About this task → Pull each line containing "JSON" out of the data and copy it.

Data for this exercise →
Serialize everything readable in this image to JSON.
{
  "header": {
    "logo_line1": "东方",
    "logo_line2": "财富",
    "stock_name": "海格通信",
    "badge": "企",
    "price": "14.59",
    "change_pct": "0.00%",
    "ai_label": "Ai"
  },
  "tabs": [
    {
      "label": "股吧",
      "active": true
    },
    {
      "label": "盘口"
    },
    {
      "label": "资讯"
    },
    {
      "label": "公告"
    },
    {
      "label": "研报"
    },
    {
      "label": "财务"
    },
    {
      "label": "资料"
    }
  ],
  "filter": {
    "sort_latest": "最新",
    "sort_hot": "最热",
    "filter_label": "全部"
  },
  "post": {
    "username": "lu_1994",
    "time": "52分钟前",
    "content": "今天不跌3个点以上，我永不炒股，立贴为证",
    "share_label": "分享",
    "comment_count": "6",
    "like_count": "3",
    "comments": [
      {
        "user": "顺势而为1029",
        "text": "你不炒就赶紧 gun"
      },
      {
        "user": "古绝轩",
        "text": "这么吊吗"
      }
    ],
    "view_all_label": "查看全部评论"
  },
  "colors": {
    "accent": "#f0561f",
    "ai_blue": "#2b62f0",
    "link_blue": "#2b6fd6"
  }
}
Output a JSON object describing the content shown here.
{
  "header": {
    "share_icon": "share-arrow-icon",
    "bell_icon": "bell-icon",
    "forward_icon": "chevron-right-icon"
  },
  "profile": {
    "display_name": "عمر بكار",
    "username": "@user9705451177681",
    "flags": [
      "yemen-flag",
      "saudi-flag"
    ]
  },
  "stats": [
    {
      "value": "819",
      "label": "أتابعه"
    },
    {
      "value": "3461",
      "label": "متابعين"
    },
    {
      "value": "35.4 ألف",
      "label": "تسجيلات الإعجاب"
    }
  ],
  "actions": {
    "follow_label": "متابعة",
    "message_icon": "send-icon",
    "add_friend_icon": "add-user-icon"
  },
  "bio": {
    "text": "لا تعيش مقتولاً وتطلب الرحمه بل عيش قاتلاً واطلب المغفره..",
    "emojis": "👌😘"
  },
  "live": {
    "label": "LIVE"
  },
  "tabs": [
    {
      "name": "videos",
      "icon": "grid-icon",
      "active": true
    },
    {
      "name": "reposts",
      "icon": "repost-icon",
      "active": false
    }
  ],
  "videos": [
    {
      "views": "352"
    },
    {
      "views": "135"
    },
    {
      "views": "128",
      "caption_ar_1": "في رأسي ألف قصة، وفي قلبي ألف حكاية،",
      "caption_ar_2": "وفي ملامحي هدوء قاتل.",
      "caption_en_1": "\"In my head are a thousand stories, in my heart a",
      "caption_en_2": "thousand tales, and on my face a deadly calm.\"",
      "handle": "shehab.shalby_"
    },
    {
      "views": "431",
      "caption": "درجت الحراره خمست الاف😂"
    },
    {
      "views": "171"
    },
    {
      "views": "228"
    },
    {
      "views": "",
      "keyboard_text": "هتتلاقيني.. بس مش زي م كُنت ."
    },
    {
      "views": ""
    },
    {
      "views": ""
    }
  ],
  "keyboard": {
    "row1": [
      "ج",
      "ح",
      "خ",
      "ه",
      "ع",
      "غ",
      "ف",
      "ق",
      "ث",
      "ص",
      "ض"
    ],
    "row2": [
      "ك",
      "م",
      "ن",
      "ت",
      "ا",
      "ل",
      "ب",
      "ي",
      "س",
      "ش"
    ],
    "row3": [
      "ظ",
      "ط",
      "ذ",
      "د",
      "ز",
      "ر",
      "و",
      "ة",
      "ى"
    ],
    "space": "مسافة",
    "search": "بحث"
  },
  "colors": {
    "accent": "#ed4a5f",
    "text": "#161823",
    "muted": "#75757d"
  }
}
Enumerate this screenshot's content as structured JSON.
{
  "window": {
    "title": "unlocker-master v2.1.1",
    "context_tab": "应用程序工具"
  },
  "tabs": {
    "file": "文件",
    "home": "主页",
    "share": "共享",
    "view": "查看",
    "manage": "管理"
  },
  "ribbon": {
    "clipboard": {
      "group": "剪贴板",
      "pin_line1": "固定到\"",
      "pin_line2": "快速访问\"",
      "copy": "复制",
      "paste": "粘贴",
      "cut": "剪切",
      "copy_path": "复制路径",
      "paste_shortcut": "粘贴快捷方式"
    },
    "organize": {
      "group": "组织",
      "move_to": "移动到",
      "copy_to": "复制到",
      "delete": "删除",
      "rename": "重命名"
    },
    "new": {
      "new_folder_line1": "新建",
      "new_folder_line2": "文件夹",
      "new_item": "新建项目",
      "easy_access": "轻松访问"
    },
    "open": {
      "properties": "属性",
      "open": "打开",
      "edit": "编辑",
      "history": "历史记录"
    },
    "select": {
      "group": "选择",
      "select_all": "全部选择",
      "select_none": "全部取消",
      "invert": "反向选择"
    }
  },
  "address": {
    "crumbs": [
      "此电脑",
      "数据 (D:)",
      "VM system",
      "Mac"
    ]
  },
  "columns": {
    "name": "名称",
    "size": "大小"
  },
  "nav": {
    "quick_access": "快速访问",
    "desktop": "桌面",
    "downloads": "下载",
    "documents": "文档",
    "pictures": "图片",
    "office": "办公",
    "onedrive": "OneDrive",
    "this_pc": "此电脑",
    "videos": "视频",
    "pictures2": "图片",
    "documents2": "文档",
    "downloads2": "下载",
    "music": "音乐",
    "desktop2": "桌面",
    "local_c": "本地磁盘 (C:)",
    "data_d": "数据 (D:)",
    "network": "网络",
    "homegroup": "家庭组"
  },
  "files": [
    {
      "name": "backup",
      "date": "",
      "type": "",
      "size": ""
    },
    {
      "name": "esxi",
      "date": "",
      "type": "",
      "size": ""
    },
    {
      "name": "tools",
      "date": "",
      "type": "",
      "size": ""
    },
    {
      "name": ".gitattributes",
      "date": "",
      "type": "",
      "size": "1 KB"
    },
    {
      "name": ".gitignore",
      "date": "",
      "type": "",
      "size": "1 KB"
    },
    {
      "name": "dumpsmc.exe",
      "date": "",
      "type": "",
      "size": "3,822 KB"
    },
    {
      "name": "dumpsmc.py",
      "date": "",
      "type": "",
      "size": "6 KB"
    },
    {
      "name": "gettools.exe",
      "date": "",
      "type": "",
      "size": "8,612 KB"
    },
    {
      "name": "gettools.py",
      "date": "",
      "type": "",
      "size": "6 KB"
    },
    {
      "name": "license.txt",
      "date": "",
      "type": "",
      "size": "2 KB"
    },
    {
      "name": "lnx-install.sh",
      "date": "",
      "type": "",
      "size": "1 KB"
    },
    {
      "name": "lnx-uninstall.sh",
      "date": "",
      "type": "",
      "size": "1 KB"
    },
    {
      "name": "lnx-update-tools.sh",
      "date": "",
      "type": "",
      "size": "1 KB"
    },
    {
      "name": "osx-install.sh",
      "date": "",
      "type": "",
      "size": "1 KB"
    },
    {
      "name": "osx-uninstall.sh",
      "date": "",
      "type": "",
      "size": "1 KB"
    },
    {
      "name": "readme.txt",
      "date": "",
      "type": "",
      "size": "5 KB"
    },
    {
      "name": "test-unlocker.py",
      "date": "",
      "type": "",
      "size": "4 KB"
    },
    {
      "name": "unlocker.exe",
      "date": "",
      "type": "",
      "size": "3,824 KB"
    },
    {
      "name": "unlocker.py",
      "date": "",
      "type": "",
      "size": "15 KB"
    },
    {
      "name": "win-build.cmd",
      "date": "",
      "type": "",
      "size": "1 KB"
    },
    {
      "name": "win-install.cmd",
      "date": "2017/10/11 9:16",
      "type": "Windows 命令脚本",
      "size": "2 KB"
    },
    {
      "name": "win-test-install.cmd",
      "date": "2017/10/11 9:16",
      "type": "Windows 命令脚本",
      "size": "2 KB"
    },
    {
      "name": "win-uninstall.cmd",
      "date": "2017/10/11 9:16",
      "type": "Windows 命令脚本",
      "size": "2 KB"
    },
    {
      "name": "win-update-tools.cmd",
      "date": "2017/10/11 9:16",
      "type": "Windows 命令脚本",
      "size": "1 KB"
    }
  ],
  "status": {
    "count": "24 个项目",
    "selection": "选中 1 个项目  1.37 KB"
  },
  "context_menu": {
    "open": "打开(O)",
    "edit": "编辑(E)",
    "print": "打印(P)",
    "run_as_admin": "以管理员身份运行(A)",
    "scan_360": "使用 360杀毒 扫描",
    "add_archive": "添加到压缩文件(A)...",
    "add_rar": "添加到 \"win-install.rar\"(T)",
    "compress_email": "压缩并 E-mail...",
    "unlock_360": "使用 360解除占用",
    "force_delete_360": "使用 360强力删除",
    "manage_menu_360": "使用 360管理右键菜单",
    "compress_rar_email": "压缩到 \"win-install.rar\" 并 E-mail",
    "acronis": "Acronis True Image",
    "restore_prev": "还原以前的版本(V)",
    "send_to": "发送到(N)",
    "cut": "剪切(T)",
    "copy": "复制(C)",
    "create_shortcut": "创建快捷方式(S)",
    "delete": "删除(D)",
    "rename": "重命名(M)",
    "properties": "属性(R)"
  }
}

Output →
Serialize everything readable in this image to JSON.
Output a JSON object describing the content shown here.
Enumerate this screenshot's content as structured JSON.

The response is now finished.